→ Activity
Show each line from the listing that includes the word "wabarakatuh".

→ Material shown
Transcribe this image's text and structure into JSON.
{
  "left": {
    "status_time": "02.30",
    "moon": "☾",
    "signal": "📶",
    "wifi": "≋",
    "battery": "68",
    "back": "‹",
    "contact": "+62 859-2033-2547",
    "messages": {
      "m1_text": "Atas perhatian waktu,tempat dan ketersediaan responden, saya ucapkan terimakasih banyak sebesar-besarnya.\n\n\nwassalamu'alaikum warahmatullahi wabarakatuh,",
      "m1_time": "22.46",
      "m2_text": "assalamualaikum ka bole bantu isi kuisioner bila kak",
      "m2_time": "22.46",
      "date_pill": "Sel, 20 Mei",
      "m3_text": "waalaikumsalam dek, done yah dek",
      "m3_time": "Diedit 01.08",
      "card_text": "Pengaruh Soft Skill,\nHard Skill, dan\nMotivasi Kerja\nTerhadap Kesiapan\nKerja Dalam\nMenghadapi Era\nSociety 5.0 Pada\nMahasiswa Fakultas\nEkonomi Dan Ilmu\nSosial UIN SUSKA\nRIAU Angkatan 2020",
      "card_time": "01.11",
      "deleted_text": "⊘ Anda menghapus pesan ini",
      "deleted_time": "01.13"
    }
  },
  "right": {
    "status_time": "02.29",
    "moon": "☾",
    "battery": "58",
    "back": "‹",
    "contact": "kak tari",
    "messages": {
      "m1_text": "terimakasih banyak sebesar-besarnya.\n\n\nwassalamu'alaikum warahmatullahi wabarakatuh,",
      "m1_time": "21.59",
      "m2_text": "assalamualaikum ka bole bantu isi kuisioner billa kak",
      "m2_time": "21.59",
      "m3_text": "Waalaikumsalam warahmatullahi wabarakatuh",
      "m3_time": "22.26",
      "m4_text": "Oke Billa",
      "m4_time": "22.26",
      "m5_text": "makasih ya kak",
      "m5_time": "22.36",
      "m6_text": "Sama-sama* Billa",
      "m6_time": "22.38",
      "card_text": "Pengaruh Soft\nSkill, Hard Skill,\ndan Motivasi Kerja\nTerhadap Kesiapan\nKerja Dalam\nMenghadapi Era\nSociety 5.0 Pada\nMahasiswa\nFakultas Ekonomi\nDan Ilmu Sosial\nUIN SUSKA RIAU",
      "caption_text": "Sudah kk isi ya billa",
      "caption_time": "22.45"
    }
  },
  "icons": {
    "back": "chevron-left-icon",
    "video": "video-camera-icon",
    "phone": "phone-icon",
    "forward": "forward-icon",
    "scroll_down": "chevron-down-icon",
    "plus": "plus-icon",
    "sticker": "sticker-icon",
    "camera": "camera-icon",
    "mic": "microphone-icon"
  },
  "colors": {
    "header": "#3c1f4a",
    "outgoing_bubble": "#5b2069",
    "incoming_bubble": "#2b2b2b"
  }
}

→ Response box
      "m1_text": "Atas perhatian waktu,tempat dan ketersediaan responden, saya ucapkan terimakasih banyak sebesar-besarnya.\n\n\nwassalamu'alaikum warahmatullahi wabarakatuh,",
      "m1_text": "terimakasih banyak sebesar-besarnya.\n\n\nwassalamu'alaikum warahmatullahi wabarakatuh,",
      "m3_text": "Waalaikumsalam warahmatullahi wabarakatuh",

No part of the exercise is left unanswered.